Thomas Leonard, a 70-year-old retired postal worker from Lahaina, was oblivious to the fire until the scent of smoke reached him. Lahaina had plunged into darkness, devoid of power and cell phone service, leaving residents devoid of real-time updates on the looming peril.
In a bid to escape, Leonard embarked in his Jeep, yet he was compelled to abandon it, dashing toward the shoreline as nearby vehicles erupted in flames. He found shelter behind a seawall for several hours, contending with gusts that carried scorching embers and cinders.
In a remarkable turn of events, firefighters ultimately guided him and other survivors through the blazing inferno to a place of safety.
Adam Weintraub, a representative of the Hawaii Emergency Management Agency, clarified that their records did not indicate any activation of Maui’s warning sirens on the fateful Tuesday. Instead, the county relied on emergency alerts distributed to mobile phones, televisions, and radio stations.
Chief Brad Ventura of the Maui Fire Department explained that the wildfire’s rapid progression, swiftly engulfing both wildland and residential areas, made it nearly impossible to convey messages to the relevant emergency management agencies responsible for issuing alerts.
Furthermore, the firefighting efforts on Maui might have been constrained by limited personnel, as suggested by Bobby Lee, President of the Hawaii Firefighters Association.
The Maui County Fire Department faces a challenging situation with a maximum of 65 firefighters on duty at any given time, tasked with combatting fires across three islands: Maui, Molokai, and Lanai.
Notably, they possess around 13 fire engines and two ladder trucks, though these vehicles are primarily intended for on-road operations, according to Bobby Lee. As a consequence, these firefighters encounter limitations when addressing brush fires before they extend to roadways or populated regions.
The formidable winds generated by Hurricane Dora significantly exacerbated the situation, making firefighting efforts exceedingly challenging, as highlighted by Bobby Lee.
He aptly described the scenario, stating, “You’re basically dealing with trying to fight a blowtorch. You’ve got to be careful — you don’t want to get caught downwind from that, because you’re going to get run over in a wind-driven fire of that magnitude.”
This wildfire has already marked the most devastating natural disaster in the state since a tragic 1960 tsunami claimed 61 lives on the Big Island.

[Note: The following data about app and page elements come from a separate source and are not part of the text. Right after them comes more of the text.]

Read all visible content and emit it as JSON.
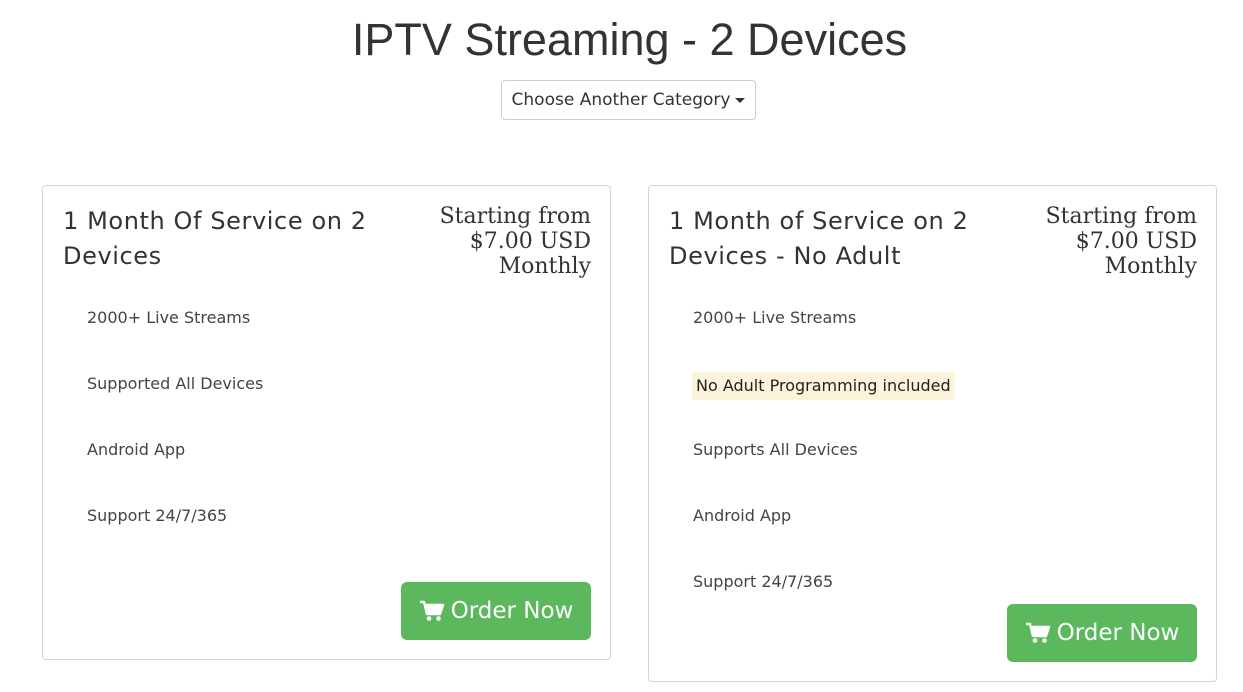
{
  "page": {
    "title": "IPTV Streaming - 2 Devices",
    "category_button": "Choose Another Category"
  },
  "products": [
    {
      "title": "1 Month Of Service on 2 Devices",
      "price_prefix": "Starting from",
      "price": "$7.00 USD",
      "billing": "Monthly",
      "features": [
        "2000+ Live Streams",
        "Supported All Devices",
        "Android App",
        "Support 24/7/365"
      ],
      "order_label": "Order Now"
    },
    {
      "title": "1 Month of Service on 2 Devices - No Adult",
      "price_prefix": "Starting from",
      "price": "$7.00 USD",
      "billing": "Monthly",
      "features": [
        "2000+ Live Streams",
        "No Adult Programming included",
        "Supports All Devices",
        "Android App",
        "Support 24/7/365"
      ],
      "order_label": "Order Now"
    }
  ],
  "colors": {
    "order_button": "#5cb85c",
    "highlight_background": "#fcf3dc"
  },
  "icons": {
    "dropdown": "caret-down-icon",
    "order": "shopping-cart-icon"
  }
}
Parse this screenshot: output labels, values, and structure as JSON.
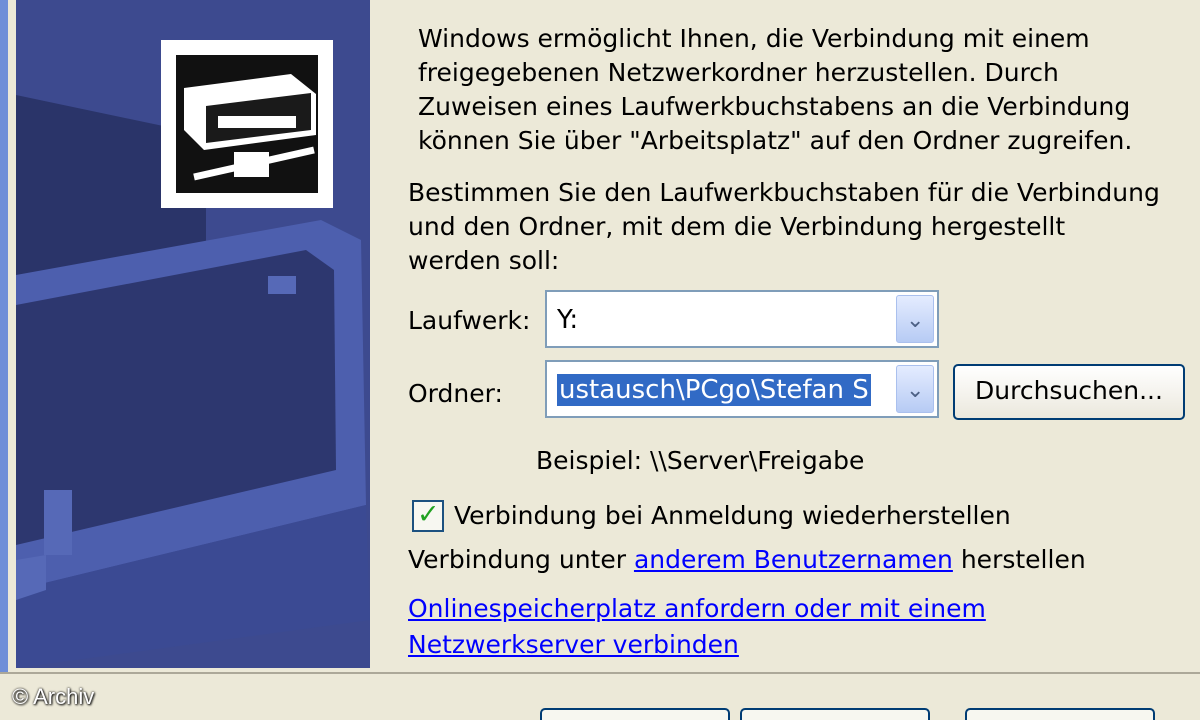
{
  "dialog": {
    "intro": "Windows ermöglicht Ihnen, die Verbindung mit einem\nfreigegebenen Netzwerkordner herzustellen. Durch\nZuweisen eines Laufwerkbuchstabens an die Verbindung\nkönnen Sie über \"Arbeitsplatz\" auf den Ordner zugreifen.",
    "instruction": "Bestimmen Sie den Laufwerkbuchstaben für die Verbindung\nund den Ordner, mit dem die Verbindung hergestellt\nwerden soll:",
    "drive": {
      "label": "Laufwerk:",
      "value": "Y:"
    },
    "folder": {
      "label": "Ordner:",
      "value": "ustausch\\PCgo\\Stefan S"
    },
    "browse_label": "Durchsuchen...",
    "example": "Beispiel: \\\\Server\\Freigabe",
    "reconnect": {
      "label": "Verbindung bei Anmeldung wiederherstellen",
      "checked": true
    },
    "other_user": {
      "prefix": "Verbindung unter ",
      "link": "anderem Benutzernamen",
      "suffix": " herstellen"
    },
    "online_link": {
      "line1": "Onlinespeicherplatz anfordern oder mit einem",
      "line2": "Netzwerkserver verbinden"
    }
  },
  "watermark": "© Archiv",
  "colors": {
    "side_panel": "#3d4a8f",
    "selection": "#316ac5",
    "link": "#0000ff",
    "check": "#21a121"
  }
}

Furthermore, this wildfire stands as the most lethal wildfire in the United States since the 2018 Camp Fire in California, which tragically claimed the lives of a minimum of 85 individuals and laid waste to the town of Paradise.